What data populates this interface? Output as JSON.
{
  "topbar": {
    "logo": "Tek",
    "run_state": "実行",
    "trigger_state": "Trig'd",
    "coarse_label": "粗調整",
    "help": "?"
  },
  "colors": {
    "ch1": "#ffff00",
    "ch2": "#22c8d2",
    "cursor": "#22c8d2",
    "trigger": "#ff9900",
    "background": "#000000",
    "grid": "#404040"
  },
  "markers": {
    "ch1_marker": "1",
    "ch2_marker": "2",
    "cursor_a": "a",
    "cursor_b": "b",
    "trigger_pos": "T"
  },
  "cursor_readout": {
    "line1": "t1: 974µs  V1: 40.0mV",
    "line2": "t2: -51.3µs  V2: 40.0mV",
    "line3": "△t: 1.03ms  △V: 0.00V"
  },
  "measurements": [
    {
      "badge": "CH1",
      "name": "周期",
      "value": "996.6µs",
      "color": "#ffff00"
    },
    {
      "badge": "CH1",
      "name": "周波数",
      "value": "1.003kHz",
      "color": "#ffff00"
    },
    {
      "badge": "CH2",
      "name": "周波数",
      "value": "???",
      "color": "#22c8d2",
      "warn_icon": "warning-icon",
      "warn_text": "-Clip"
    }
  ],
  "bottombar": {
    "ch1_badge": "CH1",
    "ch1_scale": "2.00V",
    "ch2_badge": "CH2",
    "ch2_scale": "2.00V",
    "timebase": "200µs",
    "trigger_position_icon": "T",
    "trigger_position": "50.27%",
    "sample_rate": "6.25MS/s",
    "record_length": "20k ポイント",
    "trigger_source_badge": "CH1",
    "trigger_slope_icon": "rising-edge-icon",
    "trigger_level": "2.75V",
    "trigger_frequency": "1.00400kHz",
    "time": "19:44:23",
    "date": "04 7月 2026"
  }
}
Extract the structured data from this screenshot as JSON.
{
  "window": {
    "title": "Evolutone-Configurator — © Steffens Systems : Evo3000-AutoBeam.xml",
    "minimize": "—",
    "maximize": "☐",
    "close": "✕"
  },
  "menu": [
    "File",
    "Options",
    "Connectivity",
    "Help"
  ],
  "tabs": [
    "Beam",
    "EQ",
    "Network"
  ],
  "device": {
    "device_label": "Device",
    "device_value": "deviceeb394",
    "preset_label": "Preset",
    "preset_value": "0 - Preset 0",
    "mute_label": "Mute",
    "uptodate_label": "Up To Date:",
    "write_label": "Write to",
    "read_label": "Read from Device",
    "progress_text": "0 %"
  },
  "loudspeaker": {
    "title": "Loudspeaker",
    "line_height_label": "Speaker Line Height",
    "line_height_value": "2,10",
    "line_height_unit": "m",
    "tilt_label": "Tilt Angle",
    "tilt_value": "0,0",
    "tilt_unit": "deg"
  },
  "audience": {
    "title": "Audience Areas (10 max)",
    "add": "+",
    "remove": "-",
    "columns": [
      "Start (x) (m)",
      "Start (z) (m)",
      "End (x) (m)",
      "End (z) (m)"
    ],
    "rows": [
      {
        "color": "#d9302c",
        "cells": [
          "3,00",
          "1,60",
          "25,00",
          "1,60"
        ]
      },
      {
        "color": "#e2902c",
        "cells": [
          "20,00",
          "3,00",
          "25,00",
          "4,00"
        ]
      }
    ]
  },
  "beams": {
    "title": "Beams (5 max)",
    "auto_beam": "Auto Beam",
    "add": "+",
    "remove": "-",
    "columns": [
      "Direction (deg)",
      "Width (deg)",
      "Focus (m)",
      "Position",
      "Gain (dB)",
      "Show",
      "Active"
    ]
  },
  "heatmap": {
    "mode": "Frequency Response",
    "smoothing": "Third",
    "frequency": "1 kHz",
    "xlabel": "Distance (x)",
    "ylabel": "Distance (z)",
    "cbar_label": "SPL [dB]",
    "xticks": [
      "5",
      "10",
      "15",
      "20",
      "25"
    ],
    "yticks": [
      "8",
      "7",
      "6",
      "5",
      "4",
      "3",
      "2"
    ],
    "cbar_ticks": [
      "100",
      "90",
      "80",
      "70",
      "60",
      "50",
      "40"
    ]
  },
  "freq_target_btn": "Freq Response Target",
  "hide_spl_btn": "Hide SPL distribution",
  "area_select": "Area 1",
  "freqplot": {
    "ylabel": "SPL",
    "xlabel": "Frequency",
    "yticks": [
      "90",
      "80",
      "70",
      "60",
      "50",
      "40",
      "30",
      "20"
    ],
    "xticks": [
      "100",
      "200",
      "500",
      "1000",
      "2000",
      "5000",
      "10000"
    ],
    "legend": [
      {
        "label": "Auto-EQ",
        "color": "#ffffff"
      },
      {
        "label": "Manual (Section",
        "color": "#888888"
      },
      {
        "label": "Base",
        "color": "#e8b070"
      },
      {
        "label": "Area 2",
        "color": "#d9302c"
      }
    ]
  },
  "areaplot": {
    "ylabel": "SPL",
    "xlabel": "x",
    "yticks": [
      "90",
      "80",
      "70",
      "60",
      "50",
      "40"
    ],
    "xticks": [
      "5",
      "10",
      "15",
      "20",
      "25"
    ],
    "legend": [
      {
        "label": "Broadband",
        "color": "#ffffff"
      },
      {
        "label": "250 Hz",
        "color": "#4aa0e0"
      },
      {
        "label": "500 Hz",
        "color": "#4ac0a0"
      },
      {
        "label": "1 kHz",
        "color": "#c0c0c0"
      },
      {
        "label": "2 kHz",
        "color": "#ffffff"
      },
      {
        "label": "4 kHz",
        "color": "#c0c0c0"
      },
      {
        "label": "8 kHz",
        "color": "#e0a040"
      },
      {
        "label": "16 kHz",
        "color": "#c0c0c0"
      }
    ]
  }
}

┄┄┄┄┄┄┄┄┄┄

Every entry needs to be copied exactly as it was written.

● **Result of this task**:
What data populates this interface? Output as JSON.
{
  "topbar": {
    "logo": "Tek",
    "run_state": "実行",
    "trigger_state": "Trig'd",
    "coarse_label": "粗調整",
    "help": "?"
  },
  "colors": {
    "ch1": "#ffff00",
    "ch2": "#22c8d2",
    "cursor": "#22c8d2",
    "trigger": "#ff9900",
    "background": "#000000",
    "grid": "#404040"
  },
  "markers": {
    "ch1_marker": "1",
    "ch2_marker": "2",
    "cursor_a": "a",
    "cursor_b": "b",
    "trigger_pos": "T"
  },
  "cursor_readout": {
    "line1": "t1: 974µs  V1: 40.0mV",
    "line2": "t2: -51.3µs  V2: 40.0mV",
    "line3": "△t: 1.03ms  △V: 0.00V"
  },
  "measurements": [
    {
      "badge": "CH1",
      "name": "周期",
      "value": "996.6µs",
      "color": "#ffff00"
    },
    {
      "badge": "CH1",
      "name": "周波数",
      "value": "1.003kHz",
      "color": "#ffff00"
    },
    {
      "badge": "CH2",
      "name": "周波数",
      "value": "???",
      "color": "#22c8d2",
      "warn_icon": "warning-icon",
      "warn_text": "-Clip"
    }
  ],
  "bottombar": {
    "ch1_badge": "CH1",
    "ch1_scale": "2.00V",
    "ch2_badge": "CH2",
    "ch2_scale": "2.00V",
    "timebase": "200µs",
    "trigger_position_icon": "T",
    "trigger_position": "50.27%",
    "sample_rate": "6.25MS/s",
    "record_length": "20k ポイント",
    "trigger_source_badge": "CH1",
    "trigger_slope_icon": "rising-edge-icon",
    "trigger_level": "2.75V",
    "trigger_frequency": "1.00400kHz",
    "time": "19:44:23",
    "date": "04 7月 2026"
  }
}
Extract the structured data from this screenshot as JSON.
{
  "window": {
    "title": "Evolutone-Configurator — © Steffens Systems : Evo3000-AutoBeam.xml",
    "minimize": "—",
    "maximize": "☐",
    "close": "✕"
  },
  "menu": [
    "File",
    "Options",
    "Connectivity",
    "Help"
  ],
  "tabs": [
    "Beam",
    "EQ",
    "Network"
  ],
  "device": {
    "device_label": "Device",
    "device_value": "deviceeb394",
    "preset_label": "Preset",
    "preset_value": "0 - Preset 0",
    "mute_label": "Mute",
    "uptodate_label": "Up To Date:",
    "write_label": "Write to",
    "read_label": "Read from Device",
    "progress_text": "0 %"
  },
  "loudspeaker": {
    "title": "Loudspeaker",
    "line_height_label": "Speaker Line Height",
    "line_height_value": "2,10",
    "line_height_unit": "m",
    "tilt_label": "Tilt Angle",
    "tilt_value": "0,0",
    "tilt_unit": "deg"
  },
  "audience": {
    "title": "Audience Areas (10 max)",
    "add": "+",
    "remove": "-",
    "columns": [
      "Start (x) (m)",
      "Start (z) (m)",
      "End (x) (m)",
      "End (z) (m)"
    ],
    "rows": [
      {
        "color": "#d9302c",
        "cells": [
          "3,00",
          "1,60",
          "25,00",
          "1,60"
        ]
      },
      {
        "color": "#e2902c",
        "cells": [
          "20,00",
          "3,00",
          "25,00",
          "4,00"
        ]
      }
    ]
  },
  "beams": {
    "title": "Beams (5 max)",
    "auto_beam": "Auto Beam",
    "add": "+",
    "remove": "-",
    "columns": [
      "Direction (deg)",
      "Width (deg)",
      "Focus (m)",
      "Position",
      "Gain (dB)",
      "Show",
      "Active"
    ]
  },
  "heatmap": {
    "mode": "Frequency Response",
    "smoothing": "Third",
    "frequency": "1 kHz",
    "xlabel": "Distance (x)",
    "ylabel": "Distance (z)",
    "cbar_label": "SPL [dB]",
    "xticks": [
      "5",
      "10",
      "15",
      "20",
      "25"
    ],
    "yticks": [
      "8",
      "7",
      "6",
      "5",
      "4",
      "3",
      "2"
    ],
    "cbar_ticks": [
      "100",
      "90",
      "80",
      "70",
      "60",
      "50",
      "40"
    ]
  },
  "freq_target_btn": "Freq Response Target",
  "hide_spl_btn": "Hide SPL distribution",
  "area_select": "Area 1",
  "freqplot": {
    "ylabel": "SPL",
    "xlabel": "Frequency",
    "yticks": [
      "90",
      "80",
      "70",
      "60",
      "50",
      "40",
      "30",
      "20"
    ],
    "xticks": [
      "100",
      "200",
      "500",
      "1000",
      "2000",
      "5000",
      "10000"
    ],
    "legend": [
      {
        "label": "Auto-EQ",
        "color": "#ffffff"
      },
      {
        "label": "Manual (Section",
        "color": "#888888"
      },
      {
        "label": "Base",
        "color": "#e8b070"
      },
      {
        "label": "Area 2",
        "color": "#d9302c"
      }
    ]
  },
  "areaplot": {
    "ylabel": "SPL",
    "xlabel": "x",
    "yticks": [
      "90",
      "80",
      "70",
      "60",
      "50",
      "40"
    ],
    "xticks": [
      "5",
      "10",
      "15",
      "20",
      "25"
    ],
    "legend": [
      {
        "label": "Broadband",
        "color": "#ffffff"
      },
      {
        "label": "250 Hz",
        "color": "#4aa0e0"
      },
      {
        "label": "500 Hz",
        "color": "#4ac0a0"
      },
      {
        "label": "1 kHz",
        "color": "#c0c0c0"
      },
      {
        "label": "2 kHz",
        "color": "#ffffff"
      },
      {
        "label": "4 kHz",
        "color": "#c0c0c0"
      },
      {
        "label": "8 kHz",
        "color": "#e0a040"
      },
      {
        "label": "16 kHz",
        "color": "#c0c0c0"
      }
    ]
  }
}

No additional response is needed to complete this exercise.